These sweeping projects are accompanied by the rollout of incredibly specific, targeted changes to deport immigrants who have served in the U.S. armed forces, or those with terminal illnesses, and to limit immigration to those who will never need public benefits. Each of these efforts is troubling in isolation, but together they make a foundational claim not just about who is counted for electoral purposes but also, by definition, who counts as deserving of rights and fair treatment under the law.
Meanwhile, other marginalized communities have begun to find their voices and claim a right to power. The first representative of an indigenous tribe is poised to enter Congress. Floridians voted to restore the franchise to felons. The nation hovers on the edge of becoming “majority-minority,” and young people are showing unprecedented interest in both voting and governance.
These tensions have been litigated over and over again in American history. At various periods, the franchise has been vastly expanded to secure a capacious view of both who is counted and who counts; at times it has shrunk back, as we have seen in recent years. I’ve been working as a journalist for only 20 years of that history. Yet I have never so acutely felt the possibility that this fault line in America’s self-conception could tear the country apart, or that the results of elections could be rejected outright as “fake news.” And no one—not those attempting to vastly restrict who gets to take part, nor those seeking to expand the franchise—has much faith in the corporate, technological, and governmental powers that be. And we have even less understanding of how foreign interventions and social media may further corrupt and corrode these antiquated institutions. No matter what happens after next November, the pieces are going to have to be picked up by regular Americans reinvesting in and reinvigorating our institutions. The courts, my own focus, have proven time and again that litigating broken elections after the fact is not a viable, just, or long-term solution. This is something that requires focused attention from everyone.
But to do that, Americans must become what the founders sort of doubted that Americans could ever be: an informed, engaged, noncynical public. And that’s where my job comes in. In this project that we are announcing today, and will be rolling out more formally in the weeks to come, Slate’s reporters, editors, and producers are going to be spending the next 14 months exhaustively exploring the central question of our time: Who counts? It’s a big project, one that will require additional resources for issue-clarifying interactive storytelling, for traveling to places that too often go overlooked, for ambitious commissioned features.
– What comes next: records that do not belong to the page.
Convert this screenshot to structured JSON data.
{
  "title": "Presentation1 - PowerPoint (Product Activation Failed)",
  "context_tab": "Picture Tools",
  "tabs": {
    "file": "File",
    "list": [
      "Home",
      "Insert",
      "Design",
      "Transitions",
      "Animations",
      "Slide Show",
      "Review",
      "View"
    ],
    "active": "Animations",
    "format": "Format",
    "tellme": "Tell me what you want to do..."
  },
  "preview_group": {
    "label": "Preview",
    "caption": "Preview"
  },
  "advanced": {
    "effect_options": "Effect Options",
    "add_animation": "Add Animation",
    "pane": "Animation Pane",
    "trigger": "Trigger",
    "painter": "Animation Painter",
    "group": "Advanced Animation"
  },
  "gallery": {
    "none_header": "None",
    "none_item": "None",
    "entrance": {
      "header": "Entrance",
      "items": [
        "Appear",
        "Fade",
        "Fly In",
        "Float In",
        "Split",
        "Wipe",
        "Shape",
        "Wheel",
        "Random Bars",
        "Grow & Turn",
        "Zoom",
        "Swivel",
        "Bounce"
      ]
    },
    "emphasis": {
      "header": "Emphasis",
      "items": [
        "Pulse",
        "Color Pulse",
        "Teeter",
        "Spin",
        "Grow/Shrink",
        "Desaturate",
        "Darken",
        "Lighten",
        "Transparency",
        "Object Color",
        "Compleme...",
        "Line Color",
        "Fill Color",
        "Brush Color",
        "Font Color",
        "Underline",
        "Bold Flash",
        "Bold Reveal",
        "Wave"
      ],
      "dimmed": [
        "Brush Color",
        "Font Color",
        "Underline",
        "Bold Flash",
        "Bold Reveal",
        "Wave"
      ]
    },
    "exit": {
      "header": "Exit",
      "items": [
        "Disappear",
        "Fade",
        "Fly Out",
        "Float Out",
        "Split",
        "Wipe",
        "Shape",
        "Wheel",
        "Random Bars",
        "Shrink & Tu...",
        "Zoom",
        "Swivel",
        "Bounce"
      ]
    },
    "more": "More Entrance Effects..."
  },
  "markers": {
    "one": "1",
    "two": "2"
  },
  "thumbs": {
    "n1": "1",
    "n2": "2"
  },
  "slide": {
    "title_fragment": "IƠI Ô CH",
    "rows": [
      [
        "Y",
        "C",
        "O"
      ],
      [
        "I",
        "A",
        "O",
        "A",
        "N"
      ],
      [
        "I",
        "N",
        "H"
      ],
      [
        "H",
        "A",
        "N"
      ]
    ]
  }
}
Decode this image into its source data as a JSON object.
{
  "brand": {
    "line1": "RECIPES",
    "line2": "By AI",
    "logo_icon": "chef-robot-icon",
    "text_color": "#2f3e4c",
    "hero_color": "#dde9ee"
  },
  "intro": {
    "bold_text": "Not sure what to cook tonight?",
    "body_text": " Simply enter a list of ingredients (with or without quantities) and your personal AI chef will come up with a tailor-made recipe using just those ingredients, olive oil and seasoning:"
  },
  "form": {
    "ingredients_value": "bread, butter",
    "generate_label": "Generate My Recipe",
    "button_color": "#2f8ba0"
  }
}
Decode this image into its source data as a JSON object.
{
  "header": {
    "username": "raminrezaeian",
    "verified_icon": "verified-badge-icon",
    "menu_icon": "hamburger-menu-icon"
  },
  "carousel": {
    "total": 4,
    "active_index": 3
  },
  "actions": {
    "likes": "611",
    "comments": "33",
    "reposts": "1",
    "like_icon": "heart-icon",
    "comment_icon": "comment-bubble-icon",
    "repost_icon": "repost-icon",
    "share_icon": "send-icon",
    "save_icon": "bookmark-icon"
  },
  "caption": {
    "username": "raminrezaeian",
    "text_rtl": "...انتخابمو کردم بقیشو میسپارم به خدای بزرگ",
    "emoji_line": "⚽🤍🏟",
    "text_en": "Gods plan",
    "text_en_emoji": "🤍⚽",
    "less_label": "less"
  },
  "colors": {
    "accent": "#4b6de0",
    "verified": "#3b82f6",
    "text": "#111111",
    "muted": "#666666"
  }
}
We’ll still be tracking the polls, as always. But we want to do more, and, to repurpose the old adage, we want to think about voting early and often, rather than leaving it until November of 2020 and throwing up our hands. That’s why we are asking for your support, and why we will be updating you every step of the way with the progress of our work.
This project admittedly requires holding two irreconcilable ideas in your head as you contribute to and help refine the debate about who belongs here and who gets to participate in this ongoing experiment in self-governance: The American elections system as it currently exists is anti-democratic by design and corruptible in practice—and yet only through elections can we arrive at a better one. I want to understand that contradiction better—we all must. I will need your help to do it.